Hello from the History Department, and happy Oregon Craft Beer Month!
McMenamins operates 25 breweries – the newest (at the Anderson School in Bothell, WA) opened in September 2015. Since our first brew at the Hillsdale Brewery & Public House in 1985, we have produced more than 68,500 batches. For example, in 2014, we collectively brewed 3,251 batches of beer (including more than 250 new and house-specific recipes) – that’s more than 46,750 kegs of beer or 5.8 million pints! Nice work, brewers.
And, of course, Mike and Brian had a big hand in making Oregon craft beers happen in the first place, so below is the short story plus some beer facts, compliments of 1859 Magazine and the Oregon Brewers Guild (OBG).
And, because we are who we are and do what we do, there are a couple summer brewfests coming up – like the 16th Annual Roadhouse Brewfest at Cornelius Pass this coming Saturday, July 15. It’s also the 151st birthday of that beautiful property in Hillsboro, OR. And on Saturday, August 12, head to the coast for the 22nd Annual Lighthouse Brewfest in Lincoln City, OR.
Excerpted from 1859 Magazine:
In 1985, a small motivated group of brewers pushed new laws through the Oregon Legislature that allowed the combination of brewing and retail sales, a critical piece of law that shapes today’s industry. “It was illegal to have retail and manufacturing on the same premise,” notes Brian McMenamin, who with his brother, Michael, owns the legendary McMenamins chain of brewpubs and lodging facilities. “So it was impossible to make beer and sell it in a restaurant that was on the same premises.”
The McMenamin brothers, together with a group of Portland-area brewers including: Richard and Nancy Ponzi of Columbia River Brewing (now BridgePort Brewing); Art Larrance and Fred Bowman of Portland Brewing; Kurt and Rob Widmer, of Widmer Brothers Brewing, all decided to write a bill that would change the law in Oregon.
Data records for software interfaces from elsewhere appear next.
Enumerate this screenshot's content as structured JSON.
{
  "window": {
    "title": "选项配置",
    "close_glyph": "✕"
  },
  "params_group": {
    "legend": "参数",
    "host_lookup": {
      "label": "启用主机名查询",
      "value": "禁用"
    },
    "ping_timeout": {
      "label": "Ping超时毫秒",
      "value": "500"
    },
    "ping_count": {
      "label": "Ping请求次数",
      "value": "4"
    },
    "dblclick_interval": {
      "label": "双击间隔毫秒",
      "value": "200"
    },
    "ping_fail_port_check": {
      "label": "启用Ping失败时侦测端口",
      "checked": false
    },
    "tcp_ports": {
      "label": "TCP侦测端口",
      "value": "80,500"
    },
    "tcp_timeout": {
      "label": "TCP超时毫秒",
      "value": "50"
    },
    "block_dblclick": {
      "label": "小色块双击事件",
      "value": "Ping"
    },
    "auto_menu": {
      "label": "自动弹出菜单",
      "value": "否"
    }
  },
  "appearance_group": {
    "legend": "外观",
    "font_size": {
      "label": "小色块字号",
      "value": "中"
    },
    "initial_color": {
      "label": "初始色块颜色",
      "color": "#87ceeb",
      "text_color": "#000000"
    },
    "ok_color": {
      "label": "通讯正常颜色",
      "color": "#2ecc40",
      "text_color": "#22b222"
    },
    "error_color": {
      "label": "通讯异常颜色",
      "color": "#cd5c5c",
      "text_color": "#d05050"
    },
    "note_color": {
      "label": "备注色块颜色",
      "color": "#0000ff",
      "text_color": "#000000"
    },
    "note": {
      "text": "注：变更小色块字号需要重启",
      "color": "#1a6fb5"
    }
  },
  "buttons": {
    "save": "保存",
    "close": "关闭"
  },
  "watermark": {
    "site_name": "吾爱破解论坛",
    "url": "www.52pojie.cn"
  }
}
“Our bill kept getting killed and killed and killed,” Mike McMenamin recalls. “Finally it was attached to a bill to allow Coors to sell their beer in Oregon. We thought this was the death knell for us, but, to our amazement, the bill cruised through.”
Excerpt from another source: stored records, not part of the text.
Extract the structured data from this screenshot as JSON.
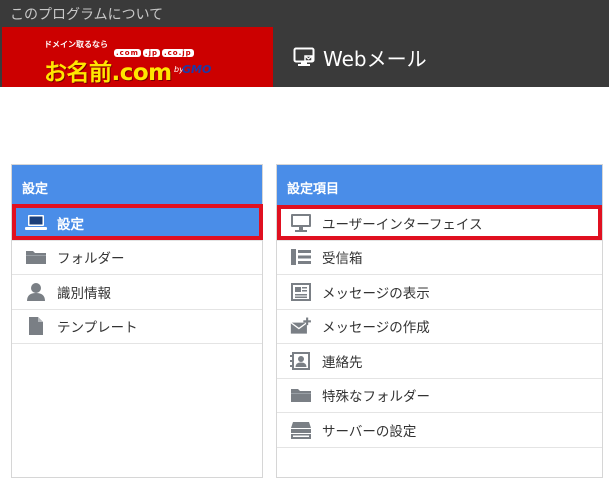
{
  "window": {
    "title": "このプログラムについて"
  },
  "header": {
    "logo": {
      "tagline": "ドメイン取るなら",
      "domains": [
        ".com",
        ".jp",
        ".co.jp"
      ],
      "name": "お名前.com",
      "by": "by",
      "company": "GMO"
    },
    "app_title": "Webメール",
    "icon": "webmail-monitor-icon"
  },
  "left_panel": {
    "title": "設定",
    "items": [
      {
        "label": "設定",
        "icon": "laptop-icon",
        "active": true
      },
      {
        "label": "フォルダー",
        "icon": "folder-icon",
        "active": false
      },
      {
        "label": "識別情報",
        "icon": "person-icon",
        "active": false
      },
      {
        "label": "テンプレート",
        "icon": "document-icon",
        "active": false
      }
    ]
  },
  "right_panel": {
    "title": "設定項目",
    "items": [
      {
        "label": "ユーザーインターフェイス",
        "icon": "monitor-icon"
      },
      {
        "label": "受信箱",
        "icon": "inbox-list-icon"
      },
      {
        "label": "メッセージの表示",
        "icon": "message-view-icon"
      },
      {
        "label": "メッセージの作成",
        "icon": "compose-envelope-icon"
      },
      {
        "label": "連絡先",
        "icon": "contact-card-icon"
      },
      {
        "label": "特殊なフォルダー",
        "icon": "folder-icon"
      },
      {
        "label": "サーバーの設定",
        "icon": "server-icon"
      }
    ]
  },
  "colors": {
    "topbar": "#3a3a3a",
    "brand_red": "#cc0000",
    "panel_header": "#4a8de8",
    "highlight_box": "#e01020",
    "icon_gray": "#7a7f85"
  }
}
Photo: Mike & Brian McMenamin and first brewer Ron Wolf (right) toast with a sample of the Hillsdale’s debut brew, October 1985.
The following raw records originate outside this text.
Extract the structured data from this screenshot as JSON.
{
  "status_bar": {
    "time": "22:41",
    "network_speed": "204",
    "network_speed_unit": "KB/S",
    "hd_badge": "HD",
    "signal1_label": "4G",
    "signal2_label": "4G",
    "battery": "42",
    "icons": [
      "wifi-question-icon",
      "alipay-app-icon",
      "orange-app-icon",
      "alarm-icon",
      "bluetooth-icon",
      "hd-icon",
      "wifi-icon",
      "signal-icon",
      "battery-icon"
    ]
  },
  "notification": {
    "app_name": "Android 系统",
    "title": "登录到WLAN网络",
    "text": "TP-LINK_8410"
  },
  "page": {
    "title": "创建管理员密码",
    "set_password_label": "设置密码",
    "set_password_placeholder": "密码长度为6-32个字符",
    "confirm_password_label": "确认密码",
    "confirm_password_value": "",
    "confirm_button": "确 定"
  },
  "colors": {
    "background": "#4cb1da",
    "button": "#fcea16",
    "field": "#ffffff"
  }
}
And this, excerpted from a recent OBG release:
Oregonians are drinking more Oregon beer. Beer consumption increased in 2016, with 23.3 percent of the 3.04 million barrels of all beer (both bottled and draft) consumed in the state were made in Oregon.
Oregon draft beer consumption stole an even larger market share, with Oregon breweries producing an estimated 64.9 percent of all draft beer consumed in the state. Barrel production in the state increased by 4.8 percent in 2016, coming in at a grand total of 1,782,000 barrels.
As of December 31, 2016, the state had 230 brewing companies operating 261 brewing facilities in 73 cities across the state, an increase of 15 brewing facilities in 2016.
Brewery count by city and region:
26 in Bend — 36 in Central Oregon
2 in Baker City + Ontario — 12 in Eastern Oregon
5 in Hood River — 12 in Mt. Hood/The Gorge
70 in Portland — 105 in the Portland Metro Area
6 in Medford — 24 in Southern Oregon
6 in Astoria — 27 on The Coast
14 in Eugene — 45 in the Willamette Valley